• [Exercise]: In the listing below, pick out lines with "title".

• [Records provided]:
----------
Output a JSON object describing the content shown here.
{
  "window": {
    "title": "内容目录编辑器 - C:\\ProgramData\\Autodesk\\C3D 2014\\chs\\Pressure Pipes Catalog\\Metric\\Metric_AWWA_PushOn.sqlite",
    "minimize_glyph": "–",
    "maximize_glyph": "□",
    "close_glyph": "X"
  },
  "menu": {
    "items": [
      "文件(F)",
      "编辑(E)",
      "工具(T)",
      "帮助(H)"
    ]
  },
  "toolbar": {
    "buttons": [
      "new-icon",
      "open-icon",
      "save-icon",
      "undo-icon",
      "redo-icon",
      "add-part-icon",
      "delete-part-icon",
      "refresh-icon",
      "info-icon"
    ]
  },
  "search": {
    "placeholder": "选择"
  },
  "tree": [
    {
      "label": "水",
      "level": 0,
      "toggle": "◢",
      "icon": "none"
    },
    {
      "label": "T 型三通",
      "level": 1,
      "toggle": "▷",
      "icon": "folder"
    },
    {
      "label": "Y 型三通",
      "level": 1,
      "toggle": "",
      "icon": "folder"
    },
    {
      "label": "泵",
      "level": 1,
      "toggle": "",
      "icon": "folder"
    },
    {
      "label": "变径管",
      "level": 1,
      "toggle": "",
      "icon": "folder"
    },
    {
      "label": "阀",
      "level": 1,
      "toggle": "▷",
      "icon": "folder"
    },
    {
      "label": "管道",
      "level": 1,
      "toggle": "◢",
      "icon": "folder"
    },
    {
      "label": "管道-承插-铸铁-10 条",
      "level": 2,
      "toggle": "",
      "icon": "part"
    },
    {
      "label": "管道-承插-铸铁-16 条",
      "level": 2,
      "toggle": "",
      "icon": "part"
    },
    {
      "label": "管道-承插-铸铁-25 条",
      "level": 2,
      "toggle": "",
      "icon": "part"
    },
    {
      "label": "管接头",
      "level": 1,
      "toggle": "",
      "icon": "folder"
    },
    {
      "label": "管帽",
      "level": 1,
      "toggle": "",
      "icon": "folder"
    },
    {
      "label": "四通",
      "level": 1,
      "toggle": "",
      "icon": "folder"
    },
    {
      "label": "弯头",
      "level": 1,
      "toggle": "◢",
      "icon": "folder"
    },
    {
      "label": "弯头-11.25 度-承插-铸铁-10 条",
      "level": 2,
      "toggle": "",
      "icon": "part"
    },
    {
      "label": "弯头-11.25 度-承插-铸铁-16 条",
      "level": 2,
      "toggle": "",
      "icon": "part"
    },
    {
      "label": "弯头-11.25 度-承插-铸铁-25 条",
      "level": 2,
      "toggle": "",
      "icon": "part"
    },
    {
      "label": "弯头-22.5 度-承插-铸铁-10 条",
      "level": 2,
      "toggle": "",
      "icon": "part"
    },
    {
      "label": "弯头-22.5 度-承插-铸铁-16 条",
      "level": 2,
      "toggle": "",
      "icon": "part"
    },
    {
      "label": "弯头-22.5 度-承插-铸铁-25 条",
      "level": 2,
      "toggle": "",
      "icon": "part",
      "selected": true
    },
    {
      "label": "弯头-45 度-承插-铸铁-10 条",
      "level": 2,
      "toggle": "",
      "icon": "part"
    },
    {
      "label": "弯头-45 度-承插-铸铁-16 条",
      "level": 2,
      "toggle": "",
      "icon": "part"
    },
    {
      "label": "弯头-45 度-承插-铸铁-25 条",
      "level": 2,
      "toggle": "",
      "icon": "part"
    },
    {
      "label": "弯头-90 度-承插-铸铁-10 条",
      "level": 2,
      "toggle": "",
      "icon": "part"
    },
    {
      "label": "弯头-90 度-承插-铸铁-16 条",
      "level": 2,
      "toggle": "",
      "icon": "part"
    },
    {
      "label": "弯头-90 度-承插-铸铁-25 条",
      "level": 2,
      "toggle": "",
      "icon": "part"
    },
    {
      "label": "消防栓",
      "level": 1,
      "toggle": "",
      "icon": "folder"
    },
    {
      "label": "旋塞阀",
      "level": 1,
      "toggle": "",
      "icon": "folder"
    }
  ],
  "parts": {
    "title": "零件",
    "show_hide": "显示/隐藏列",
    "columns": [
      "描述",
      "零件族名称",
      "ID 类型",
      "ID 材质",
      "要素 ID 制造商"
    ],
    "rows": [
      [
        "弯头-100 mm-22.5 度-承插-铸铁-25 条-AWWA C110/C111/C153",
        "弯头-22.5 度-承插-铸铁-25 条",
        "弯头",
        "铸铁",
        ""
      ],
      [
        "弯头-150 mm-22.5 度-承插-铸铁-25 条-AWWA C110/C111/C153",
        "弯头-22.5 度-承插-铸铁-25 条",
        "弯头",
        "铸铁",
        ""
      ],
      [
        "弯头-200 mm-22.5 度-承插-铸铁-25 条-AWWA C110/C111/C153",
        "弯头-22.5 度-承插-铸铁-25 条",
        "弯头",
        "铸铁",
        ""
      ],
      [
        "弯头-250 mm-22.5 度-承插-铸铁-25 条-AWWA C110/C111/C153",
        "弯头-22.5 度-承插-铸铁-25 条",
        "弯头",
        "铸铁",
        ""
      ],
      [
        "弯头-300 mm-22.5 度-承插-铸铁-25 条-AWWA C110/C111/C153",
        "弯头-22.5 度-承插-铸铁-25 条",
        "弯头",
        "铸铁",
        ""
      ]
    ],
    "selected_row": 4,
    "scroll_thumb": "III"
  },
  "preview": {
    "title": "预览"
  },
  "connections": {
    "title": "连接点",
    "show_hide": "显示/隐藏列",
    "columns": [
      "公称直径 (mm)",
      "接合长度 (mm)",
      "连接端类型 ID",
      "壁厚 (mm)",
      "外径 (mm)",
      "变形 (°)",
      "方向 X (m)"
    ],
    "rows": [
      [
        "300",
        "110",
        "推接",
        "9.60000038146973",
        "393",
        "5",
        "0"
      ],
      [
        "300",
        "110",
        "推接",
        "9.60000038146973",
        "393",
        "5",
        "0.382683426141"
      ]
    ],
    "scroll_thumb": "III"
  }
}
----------
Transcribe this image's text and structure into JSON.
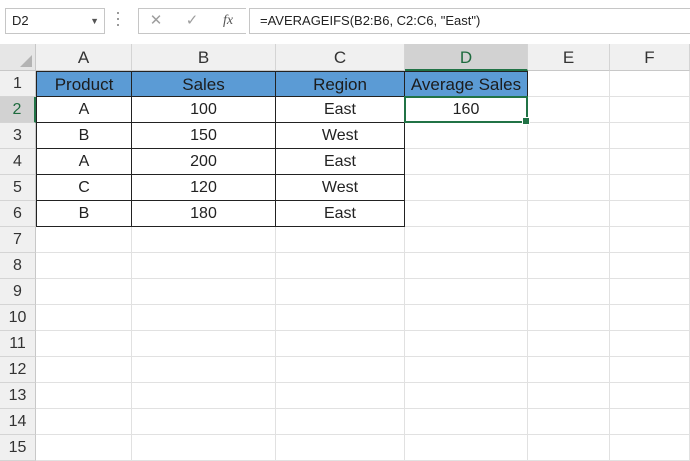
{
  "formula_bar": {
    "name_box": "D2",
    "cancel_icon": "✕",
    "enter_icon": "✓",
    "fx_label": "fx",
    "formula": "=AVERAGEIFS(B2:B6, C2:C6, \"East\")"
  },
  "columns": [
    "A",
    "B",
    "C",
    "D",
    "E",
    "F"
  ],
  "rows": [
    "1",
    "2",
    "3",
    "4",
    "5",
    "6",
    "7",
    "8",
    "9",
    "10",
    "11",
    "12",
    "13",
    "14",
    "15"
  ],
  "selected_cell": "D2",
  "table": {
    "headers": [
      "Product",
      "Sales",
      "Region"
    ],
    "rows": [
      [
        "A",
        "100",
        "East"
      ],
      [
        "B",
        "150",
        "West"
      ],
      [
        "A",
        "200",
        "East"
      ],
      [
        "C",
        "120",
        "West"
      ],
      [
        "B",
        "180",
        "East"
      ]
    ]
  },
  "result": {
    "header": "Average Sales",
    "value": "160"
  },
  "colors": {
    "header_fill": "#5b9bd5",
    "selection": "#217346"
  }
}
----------
• [Your solution]:
    "title": "内容目录编辑器 - C:\\ProgramData\\Autodesk\\C3D 2014\\chs\\Pressure Pipes Catalog\\Metric\\Metric_AWWA_PushOn.sqlite",
    "title": "零件",
    "title": "预览"
    "title": "连接点",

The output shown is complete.